▶ _What the task requires_
Return each line of the listing in which the word "points" appears.

▶ _Data to examine_
⟨
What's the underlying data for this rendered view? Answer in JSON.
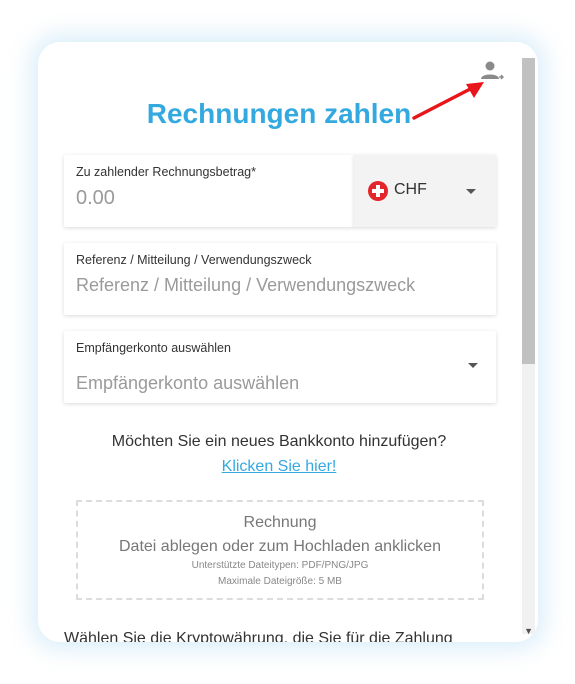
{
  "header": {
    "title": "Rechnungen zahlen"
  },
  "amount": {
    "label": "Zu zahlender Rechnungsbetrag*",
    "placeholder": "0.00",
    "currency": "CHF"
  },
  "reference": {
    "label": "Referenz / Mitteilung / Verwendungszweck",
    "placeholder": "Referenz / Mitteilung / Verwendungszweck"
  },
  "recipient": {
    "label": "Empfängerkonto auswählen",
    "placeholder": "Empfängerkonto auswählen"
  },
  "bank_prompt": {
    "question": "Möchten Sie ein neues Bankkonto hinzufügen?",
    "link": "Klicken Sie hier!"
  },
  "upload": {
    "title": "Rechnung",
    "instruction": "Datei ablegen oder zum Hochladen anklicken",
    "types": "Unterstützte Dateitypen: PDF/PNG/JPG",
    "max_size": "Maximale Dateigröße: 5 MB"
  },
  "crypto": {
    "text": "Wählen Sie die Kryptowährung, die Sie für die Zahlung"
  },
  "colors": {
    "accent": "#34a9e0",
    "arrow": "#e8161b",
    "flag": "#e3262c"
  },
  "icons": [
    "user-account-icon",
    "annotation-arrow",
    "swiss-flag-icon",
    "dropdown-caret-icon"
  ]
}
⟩
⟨
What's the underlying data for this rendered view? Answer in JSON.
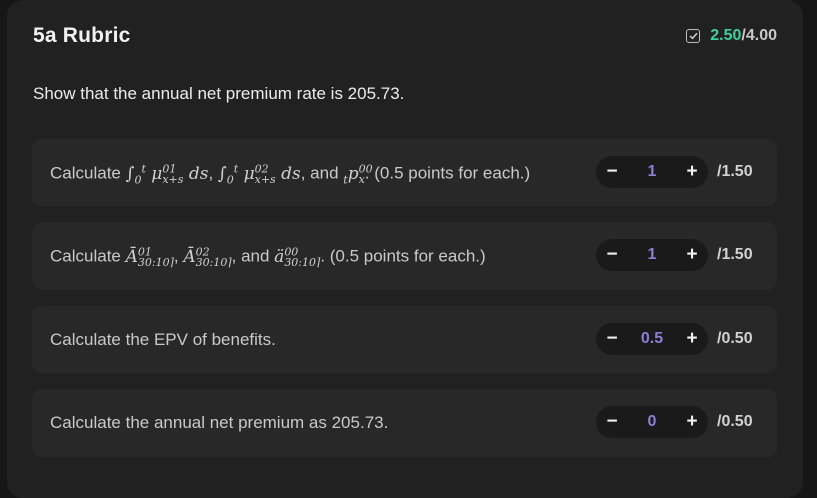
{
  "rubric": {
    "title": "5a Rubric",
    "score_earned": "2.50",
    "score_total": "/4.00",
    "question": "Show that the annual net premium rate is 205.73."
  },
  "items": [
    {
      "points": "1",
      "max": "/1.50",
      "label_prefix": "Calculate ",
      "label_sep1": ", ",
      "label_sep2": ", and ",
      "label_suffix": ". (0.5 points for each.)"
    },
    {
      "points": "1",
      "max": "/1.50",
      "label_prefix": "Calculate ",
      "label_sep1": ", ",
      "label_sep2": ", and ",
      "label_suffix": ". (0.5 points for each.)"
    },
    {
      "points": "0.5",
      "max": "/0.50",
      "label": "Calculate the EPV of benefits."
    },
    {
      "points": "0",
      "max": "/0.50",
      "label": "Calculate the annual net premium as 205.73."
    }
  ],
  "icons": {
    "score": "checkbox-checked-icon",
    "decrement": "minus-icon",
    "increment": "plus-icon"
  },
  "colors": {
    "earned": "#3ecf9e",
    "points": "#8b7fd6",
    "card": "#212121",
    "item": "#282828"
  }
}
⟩
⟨
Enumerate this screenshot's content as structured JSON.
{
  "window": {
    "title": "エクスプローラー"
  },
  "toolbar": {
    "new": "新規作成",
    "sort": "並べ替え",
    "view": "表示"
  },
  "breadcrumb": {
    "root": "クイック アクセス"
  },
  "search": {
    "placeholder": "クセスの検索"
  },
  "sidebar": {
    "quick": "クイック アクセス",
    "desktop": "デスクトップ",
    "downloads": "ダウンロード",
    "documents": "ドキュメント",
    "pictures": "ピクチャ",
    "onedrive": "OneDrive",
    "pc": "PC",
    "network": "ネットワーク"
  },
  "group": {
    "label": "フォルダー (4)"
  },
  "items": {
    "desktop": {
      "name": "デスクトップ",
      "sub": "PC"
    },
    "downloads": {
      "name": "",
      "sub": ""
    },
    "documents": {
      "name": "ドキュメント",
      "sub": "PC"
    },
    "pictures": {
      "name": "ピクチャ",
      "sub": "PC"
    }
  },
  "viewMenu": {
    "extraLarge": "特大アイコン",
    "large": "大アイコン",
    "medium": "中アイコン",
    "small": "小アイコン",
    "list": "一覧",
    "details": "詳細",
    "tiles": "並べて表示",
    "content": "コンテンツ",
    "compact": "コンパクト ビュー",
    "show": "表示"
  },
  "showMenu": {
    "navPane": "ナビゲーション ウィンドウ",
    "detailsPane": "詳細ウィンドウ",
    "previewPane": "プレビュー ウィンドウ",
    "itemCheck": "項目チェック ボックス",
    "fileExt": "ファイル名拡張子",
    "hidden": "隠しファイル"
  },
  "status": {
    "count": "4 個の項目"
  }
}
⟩
▶ _Result of the exercise_
      "points": "1",
      "label_suffix": ". (0.5 points for each.)"
      "points": "1",
      "label_suffix": ". (0.5 points for each.)"
      "points": "0.5",
      "points": "0",
    "points": "#8b7fd6",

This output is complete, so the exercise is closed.